*** PROVIDED MATERIAL ***

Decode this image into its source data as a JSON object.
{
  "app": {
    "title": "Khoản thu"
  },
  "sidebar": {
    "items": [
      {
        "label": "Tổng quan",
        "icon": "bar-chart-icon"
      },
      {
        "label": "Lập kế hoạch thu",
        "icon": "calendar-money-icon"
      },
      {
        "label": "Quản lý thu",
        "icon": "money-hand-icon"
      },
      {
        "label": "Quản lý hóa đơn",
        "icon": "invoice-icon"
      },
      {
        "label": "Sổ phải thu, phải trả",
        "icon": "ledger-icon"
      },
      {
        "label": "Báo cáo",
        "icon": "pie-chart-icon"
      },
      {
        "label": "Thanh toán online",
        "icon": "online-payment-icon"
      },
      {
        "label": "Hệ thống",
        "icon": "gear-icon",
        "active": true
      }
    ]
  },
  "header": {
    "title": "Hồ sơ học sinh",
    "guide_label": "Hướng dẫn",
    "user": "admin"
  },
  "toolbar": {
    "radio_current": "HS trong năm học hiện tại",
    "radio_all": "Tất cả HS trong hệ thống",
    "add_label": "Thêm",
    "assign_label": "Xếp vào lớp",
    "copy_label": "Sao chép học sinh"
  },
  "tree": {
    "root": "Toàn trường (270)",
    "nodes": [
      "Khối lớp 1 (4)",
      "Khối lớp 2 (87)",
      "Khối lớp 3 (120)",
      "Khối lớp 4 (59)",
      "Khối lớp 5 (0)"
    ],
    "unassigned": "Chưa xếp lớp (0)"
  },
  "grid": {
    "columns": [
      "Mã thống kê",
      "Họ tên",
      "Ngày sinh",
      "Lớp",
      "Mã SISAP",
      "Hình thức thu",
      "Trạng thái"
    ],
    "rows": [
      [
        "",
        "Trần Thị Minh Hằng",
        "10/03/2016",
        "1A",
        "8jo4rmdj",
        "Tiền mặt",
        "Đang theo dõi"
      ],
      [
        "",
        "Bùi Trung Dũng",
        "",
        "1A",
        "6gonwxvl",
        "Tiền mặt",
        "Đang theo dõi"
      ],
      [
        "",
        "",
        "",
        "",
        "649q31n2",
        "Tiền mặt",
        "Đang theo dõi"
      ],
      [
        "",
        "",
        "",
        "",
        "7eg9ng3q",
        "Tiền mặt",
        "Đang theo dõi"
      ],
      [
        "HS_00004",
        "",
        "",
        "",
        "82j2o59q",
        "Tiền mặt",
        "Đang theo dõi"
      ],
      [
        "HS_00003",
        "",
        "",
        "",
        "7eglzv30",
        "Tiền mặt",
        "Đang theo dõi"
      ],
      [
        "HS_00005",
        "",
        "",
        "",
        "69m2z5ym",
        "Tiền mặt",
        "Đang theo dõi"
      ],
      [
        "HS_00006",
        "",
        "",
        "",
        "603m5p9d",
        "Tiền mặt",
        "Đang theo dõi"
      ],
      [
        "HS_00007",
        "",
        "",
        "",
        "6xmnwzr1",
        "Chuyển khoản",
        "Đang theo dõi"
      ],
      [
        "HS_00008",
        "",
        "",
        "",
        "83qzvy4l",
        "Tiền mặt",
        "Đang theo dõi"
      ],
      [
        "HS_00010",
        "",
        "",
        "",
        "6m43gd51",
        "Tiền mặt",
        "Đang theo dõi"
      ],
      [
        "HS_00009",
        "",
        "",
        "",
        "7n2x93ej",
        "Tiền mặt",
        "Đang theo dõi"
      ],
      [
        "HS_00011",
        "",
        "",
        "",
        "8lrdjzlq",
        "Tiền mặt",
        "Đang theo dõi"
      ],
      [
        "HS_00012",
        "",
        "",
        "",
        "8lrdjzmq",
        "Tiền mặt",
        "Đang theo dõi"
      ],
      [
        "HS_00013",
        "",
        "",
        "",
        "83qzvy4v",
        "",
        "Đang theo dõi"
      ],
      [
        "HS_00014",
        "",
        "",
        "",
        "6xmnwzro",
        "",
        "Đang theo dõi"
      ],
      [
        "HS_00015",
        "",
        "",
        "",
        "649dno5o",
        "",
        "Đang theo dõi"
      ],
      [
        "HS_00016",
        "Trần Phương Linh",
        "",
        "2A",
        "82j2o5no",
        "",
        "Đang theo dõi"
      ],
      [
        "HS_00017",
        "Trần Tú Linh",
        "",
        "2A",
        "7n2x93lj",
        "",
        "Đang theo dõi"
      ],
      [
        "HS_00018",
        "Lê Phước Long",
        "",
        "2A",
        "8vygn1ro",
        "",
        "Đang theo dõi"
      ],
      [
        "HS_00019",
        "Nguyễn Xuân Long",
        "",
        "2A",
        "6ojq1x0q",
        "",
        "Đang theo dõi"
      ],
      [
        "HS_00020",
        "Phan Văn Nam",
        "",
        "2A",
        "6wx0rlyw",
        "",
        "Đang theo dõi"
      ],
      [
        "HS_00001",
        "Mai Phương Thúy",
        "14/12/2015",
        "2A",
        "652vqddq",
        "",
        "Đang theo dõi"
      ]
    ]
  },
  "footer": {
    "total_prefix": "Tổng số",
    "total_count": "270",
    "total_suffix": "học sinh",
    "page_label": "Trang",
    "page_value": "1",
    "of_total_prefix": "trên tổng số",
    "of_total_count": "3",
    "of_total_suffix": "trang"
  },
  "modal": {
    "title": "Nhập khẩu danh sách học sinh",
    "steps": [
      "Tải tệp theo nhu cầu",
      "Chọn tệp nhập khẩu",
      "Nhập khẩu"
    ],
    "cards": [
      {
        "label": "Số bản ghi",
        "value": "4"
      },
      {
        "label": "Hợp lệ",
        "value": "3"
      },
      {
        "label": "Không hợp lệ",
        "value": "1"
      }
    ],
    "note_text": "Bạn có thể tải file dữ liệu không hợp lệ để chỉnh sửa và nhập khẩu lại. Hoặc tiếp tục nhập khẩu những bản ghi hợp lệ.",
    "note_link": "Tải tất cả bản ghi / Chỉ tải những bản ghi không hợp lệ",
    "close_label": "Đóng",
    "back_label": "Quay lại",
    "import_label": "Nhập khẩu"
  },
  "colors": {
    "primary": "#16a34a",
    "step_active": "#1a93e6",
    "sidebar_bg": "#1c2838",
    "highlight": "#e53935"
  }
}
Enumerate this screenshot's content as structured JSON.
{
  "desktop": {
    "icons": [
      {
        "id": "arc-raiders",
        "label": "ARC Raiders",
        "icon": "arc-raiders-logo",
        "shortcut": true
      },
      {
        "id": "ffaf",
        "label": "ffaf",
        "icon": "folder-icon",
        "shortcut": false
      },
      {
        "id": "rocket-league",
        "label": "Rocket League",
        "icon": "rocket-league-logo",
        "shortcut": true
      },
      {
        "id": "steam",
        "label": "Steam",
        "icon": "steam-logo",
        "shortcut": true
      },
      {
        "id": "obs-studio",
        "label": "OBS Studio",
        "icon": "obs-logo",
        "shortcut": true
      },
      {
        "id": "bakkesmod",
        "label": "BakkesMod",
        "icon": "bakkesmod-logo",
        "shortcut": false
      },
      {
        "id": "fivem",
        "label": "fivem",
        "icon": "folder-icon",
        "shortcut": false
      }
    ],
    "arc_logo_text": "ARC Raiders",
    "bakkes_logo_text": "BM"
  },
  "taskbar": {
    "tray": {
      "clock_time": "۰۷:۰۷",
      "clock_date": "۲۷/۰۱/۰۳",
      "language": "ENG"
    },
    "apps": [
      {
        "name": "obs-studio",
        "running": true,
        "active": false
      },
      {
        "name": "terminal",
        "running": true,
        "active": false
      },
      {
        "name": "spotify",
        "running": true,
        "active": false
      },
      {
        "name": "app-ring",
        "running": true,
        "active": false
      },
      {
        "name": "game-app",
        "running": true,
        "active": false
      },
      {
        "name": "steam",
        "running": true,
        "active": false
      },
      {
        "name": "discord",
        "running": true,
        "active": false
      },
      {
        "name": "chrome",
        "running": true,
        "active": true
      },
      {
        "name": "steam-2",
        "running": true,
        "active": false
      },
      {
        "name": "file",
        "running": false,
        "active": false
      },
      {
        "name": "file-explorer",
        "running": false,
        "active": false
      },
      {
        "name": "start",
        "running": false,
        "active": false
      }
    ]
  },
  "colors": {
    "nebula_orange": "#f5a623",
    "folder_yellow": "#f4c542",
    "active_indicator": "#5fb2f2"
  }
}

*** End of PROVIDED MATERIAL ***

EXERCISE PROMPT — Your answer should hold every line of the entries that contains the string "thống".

RESPONSE BOX —
        "label": "Hệ thống",
    "radio_all": "Tất cả HS trong hệ thống",
      "Mã thống kê",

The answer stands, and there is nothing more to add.